Judit Flóra Schuller
Judit Flóra Schuller (1991) is a visual artist currently based in Budapest. She obtained her Master of Arts degree from Aalto University School of Arts, Design and Architecture, Helsinki (FI) in 2018. Her main interest is based on the topic of inherited (traumatic) remembrance and its effects on our personal and collective remembrance and identity. She often uses her own family heritage as a starting point, and by doing so she aims to approach a collective reconciliation with the unprocessed narratives of the past through personal, familial elements and micro-histories. Currently she is a doctoral candidate at the Contemporary Art department at Aalto University School of Arts, Design and Architecture. In her artistic research PhD, she investigates the role of materiality and objects in memorial practice.
An index 'taken' from an imaginary book, drawings, machines made out of text and photographs of ordinary objects behaving sculpturally: the output of Claire Yspol's practice is eclectic. It revolves around making the familiar less familiar by subverting the way elements found in the everyday perform. Language is the (sometimes hidden) foundation of her practice. She is interested in the ability of language to give shape to things; in the linguistic tension that can linger in phrases. She looks at the way poems work for example, examines their idiosyncratic mechanisms, and makes art with these mechanisms in mind.
Daisy Chetwin (born in London) is an artist and designer based in Copenhagen. Chetwin’s practice spans across multiple disciplines ranging from sculpture to furniture and architecture. Her work is, in the simplest terms, an investigation into a viewer's experience of space. By careful consideration of light, materials and form, Chetwin aims to create environments which act like interior landscapes through which viewers can explore. Having graduated from a BA in Sculptural and Environmental Art at The Glasgow School of Art in 2017, she then went on to complete an MA in Spatial Design from The Royal Danish Academy in Copenhagen in 2020.
Zoë Marden is an artist, curator and writer. She grew up in Hong Kong and is currently based in London. She works with performance, video, text, sound, sculpture and installation to create alternate worlds and speculative futures. Her work is research based and is concerned with where intersectional feminism overlaps with the post colonial. Her intimate performances play with the voice, activating soundscapes of desire and vulnerability. Her recent projects investigate the mythologies of witches and mermaids and their resonating resistance within contemporary culture.

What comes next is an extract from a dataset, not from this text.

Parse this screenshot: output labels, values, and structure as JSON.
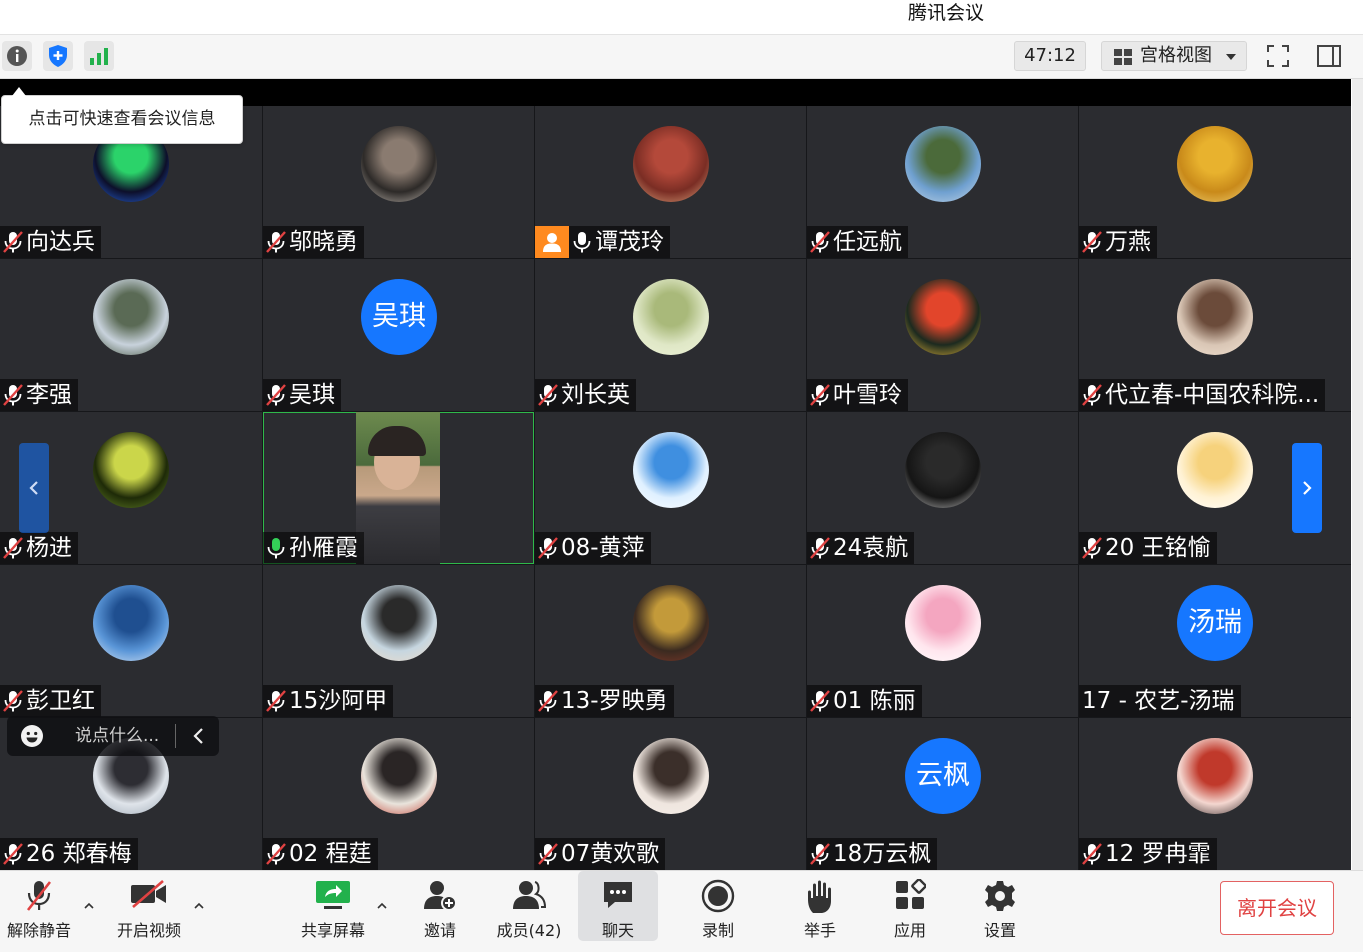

My practice is concerned with structures that underpin and maintain. The women in my family work in care settings, as healthcare assistants and nurses. I often return to the physical and emotional weight of the work they do and the repetitive nature of maintenance. I’m interested in the skill set that care work requires - a body of tools undervalued and often unpaid.
A lot of the work that I do as an artist exists in building relationships and drawing upon these networks. Through sculptural and events based working I want to highlight this overlooked practice.
Serena Huang (b.1995, Guangzhou, China, lives in London) studied at the Royal College of Art (2018-2020), and Chelsea College of Arts, University of the Arts London (2013-2017). She works across video, installation, text, sculptural object, performance and more, to create fragments of speculative narrative in a fictitious reality. Alluding to mythology, the slippage of history, and the forgotten past in relation to the theatricality of everyday life and the ready-made, Huang’s work questions the processes of staging truth and the hierarchical relationship in material culture. Huang has recently exhibited across both London and China.
My practice attempts to restore a communication between the material world and physical realities by exposing the elasticity of paint and its ability to provoke potential associations and feeling. This allows the work to be elusive of a clear descriptive narrative, encouraging the questioning and probing of the painting medium.
The use of ceramics has become a tool to reimagine the “painterly mark” as they become tangible objects. These self-proclaimed relics exist in various forms inhabiting within and outwith the frame and set out to interrupt the viewers reading of the work.
Drawing on a darkly comedic and democratic ethos, my multidisciplinary practice is an investigation into power structures, cultural tribalism, and the distortion of historic truth through myth and legend. My work hinges on a dialogue with the past as I recontextualise and reappropriate historical symbols and narratives, using the visual language of the past as a vehicle to explore contemporary notions surrounding class and nationality. Combining the iconography of disparate times and epochs, pulling heavily from my native Scotland, my aim is to encourage fresh discourse regarding cultural identity while maintaining a conversation with history.